--- DATA PROVIDED Enclosed Below ---

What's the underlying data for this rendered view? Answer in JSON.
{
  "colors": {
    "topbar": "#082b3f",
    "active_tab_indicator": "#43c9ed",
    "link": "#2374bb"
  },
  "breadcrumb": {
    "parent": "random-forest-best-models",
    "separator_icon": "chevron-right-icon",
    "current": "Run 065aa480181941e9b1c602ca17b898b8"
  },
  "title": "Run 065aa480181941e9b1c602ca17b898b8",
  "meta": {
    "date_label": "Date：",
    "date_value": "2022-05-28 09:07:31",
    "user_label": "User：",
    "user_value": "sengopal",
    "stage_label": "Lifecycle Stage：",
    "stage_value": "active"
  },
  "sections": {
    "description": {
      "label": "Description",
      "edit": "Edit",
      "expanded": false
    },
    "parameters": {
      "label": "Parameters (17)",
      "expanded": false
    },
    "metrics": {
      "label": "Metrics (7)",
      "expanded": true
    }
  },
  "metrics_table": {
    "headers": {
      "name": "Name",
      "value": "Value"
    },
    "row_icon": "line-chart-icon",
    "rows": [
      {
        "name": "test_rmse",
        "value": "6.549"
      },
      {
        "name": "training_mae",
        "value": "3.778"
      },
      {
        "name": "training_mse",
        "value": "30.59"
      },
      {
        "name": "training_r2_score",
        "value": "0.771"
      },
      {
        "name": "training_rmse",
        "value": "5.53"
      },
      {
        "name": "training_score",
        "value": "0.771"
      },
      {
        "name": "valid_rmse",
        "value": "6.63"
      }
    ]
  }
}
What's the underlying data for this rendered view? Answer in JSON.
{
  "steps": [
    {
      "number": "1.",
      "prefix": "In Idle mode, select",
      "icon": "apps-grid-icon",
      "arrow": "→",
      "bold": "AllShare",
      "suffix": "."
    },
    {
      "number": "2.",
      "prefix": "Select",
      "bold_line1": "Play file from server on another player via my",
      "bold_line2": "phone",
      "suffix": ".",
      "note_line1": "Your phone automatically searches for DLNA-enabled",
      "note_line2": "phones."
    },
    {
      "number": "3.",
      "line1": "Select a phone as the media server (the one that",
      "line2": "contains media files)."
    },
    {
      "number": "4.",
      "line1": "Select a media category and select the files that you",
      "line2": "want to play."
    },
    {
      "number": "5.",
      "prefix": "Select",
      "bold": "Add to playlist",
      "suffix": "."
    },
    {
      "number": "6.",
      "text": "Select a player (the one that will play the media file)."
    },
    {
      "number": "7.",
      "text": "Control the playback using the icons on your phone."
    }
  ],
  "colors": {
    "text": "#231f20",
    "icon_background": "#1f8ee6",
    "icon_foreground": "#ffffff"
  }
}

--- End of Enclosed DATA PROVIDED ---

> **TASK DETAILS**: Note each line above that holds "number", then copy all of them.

> **EXERCISE OUTPUT**:
      "number": "1.",
      "number": "2.",
      "number": "3.",
      "number": "4.",
      "number": "5.",
      "number": "6.",
      "number": "7.",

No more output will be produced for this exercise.